Don’t Highlight the Hype, Internet Office Tells Weibo

2018-01-29 11:14:44

China’s internet watchdog has ordered one of the country’s most popular social media platforms to stem the tide of vulgar, misleading, and discriminatory information being disseminated by some users.

On Saturday, the Beijing office of China’s cyberspace authority met with representatives from Weibo, China’s Twitter-like microblog service, to address the company’s failure to crack down on such content. In addition to the reprimand, the office told Weibo it must implement more stringent regulatory measures.

“We accept the criticism completely,” Weibo posted to its official account following the meeting. According to the cyberspace authority’s statement, Weibo has suspended several features — including lists of top searches and trending topics, a Q&A message board, and celebrity- and relationship-related columns — for one week.

“Weibo will step up its cooperation with state-sponsored media, improve the quality of its content, add more technology and human resources, and ramp up its management of illicit or harmful information,” the company’s announcement continued.

The next day, Weibo began making good on its promise by banning 38 hashtags it suspected of being “hyped,” or promoted for a fee. These stories — which ranged from celebrity names to a Xiamen wedding studio to a comedian’s jokes — cannot reappear on the trending topics list for three months, and the accounts that propagated them have been barred from creating new hashtags for the same period.

On Monday, Sixth Tone found that the “banned” hashtags — while no longer on the trending topics list — were still present on the platform. A search for one such hashtag about a reality TV star suing a secondhand vehicle website, for example, returned over 500 results — despite the celebrity’s agent having dismissed the story as a fabrication.

When contacted by Sixth Tone on Monday, a PR representative for Weibo declined to comment by time of publication.

According to Gao Shilin, a 23-year-old university student in eastern China’s Jiangsu province, WeMedia — a form of media from independent outlets that has mushroomed in recent years on Weibo and Tencent’s ubiquitous social app, WeChat — is rife with unreliable information. “I definitely wouldn’t buy it all,” Gao said. She referred to a case of a rapper’s fans mistaking a state-owned newspaper for a restaurant as a prime example.

Ma Yongzhen, a 22-year-old university student in Shanghai, told Sixth Tone that he would like to see more stories on Weibo that are actually newsworthy. “There is no need for petty gossip, purporting to involve some celebrity, to hold a place on the trending topics list,” he said.

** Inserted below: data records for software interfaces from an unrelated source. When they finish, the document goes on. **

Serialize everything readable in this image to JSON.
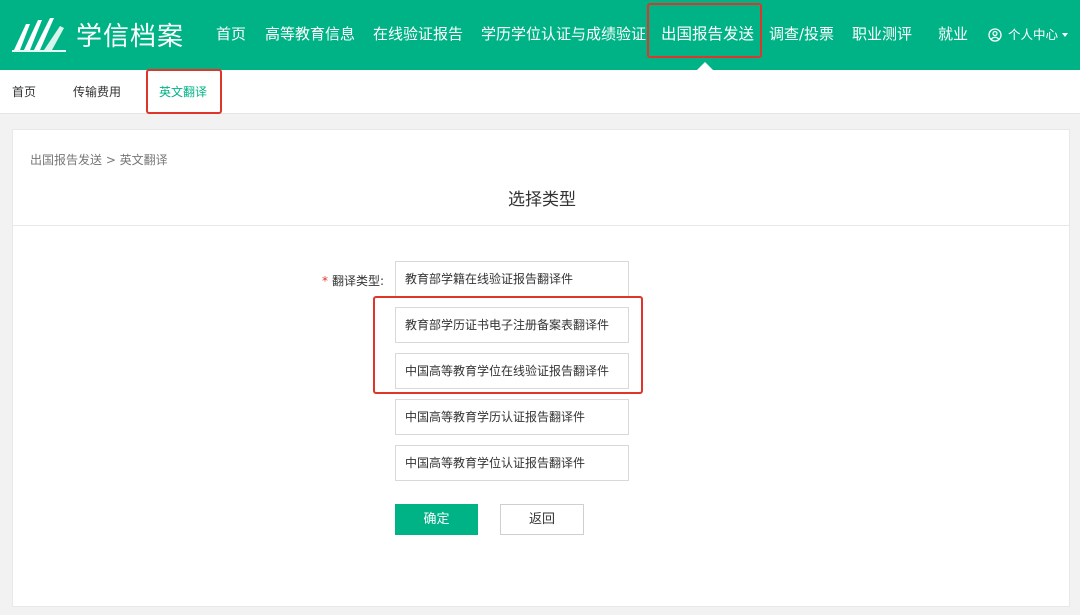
{
  "header": {
    "logo_text": "学信档案",
    "nav": [
      {
        "label": "首页"
      },
      {
        "label": "高等教育信息"
      },
      {
        "label": "在线验证报告"
      },
      {
        "label": "学历学位认证与成绩验证"
      },
      {
        "label": "出国报告发送",
        "active": true
      },
      {
        "label": "调查/投票"
      },
      {
        "label": "职业测评"
      },
      {
        "label": "就业"
      }
    ],
    "user_center": "个人中心",
    "brand_color": "#00b386"
  },
  "subnav": {
    "items": [
      {
        "label": "首页"
      },
      {
        "label": "传输费用"
      },
      {
        "label": "英文翻译",
        "active": true
      }
    ]
  },
  "main": {
    "breadcrumb": "出国报告发送 > 英文翻译",
    "title": "选择类型",
    "form": {
      "required_mark": "*",
      "label": "翻译类型:",
      "options": [
        {
          "label": "教育部学籍在线验证报告翻译件"
        },
        {
          "label": "教育部学历证书电子注册备案表翻译件"
        },
        {
          "label": "中国高等教育学位在线验证报告翻译件"
        },
        {
          "label": "中国高等教育学历认证报告翻译件"
        },
        {
          "label": "中国高等教育学位认证报告翻译件"
        }
      ]
    },
    "buttons": {
      "confirm": "确定",
      "back": "返回"
    }
  },
  "highlight_color": "#e0352b"
}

Weibo has thus far fumbled its way through 2018. On Jan. 16, users tipped off the company that some accounts were posting pornographic content involving children. Though Weibo immediately responded by shutting down 246 accounts, angry netizens nonetheless lambasted the platform for what they considered poor oversight.

Just four days later, Weibo again found itself in hot water over questionable content, this time in the form of disturbing cartoons targeting children. Following criticism from parents and media, the company deleted 3,100 related posts.

Editor: David Paulk.

(Header image: People pose in front of a Uniqlo clothing store in Beijing after a sex tape purportedly shot in one of the chain’s fitting rooms went viral on Chinese social media, July 15, 2015. VCG)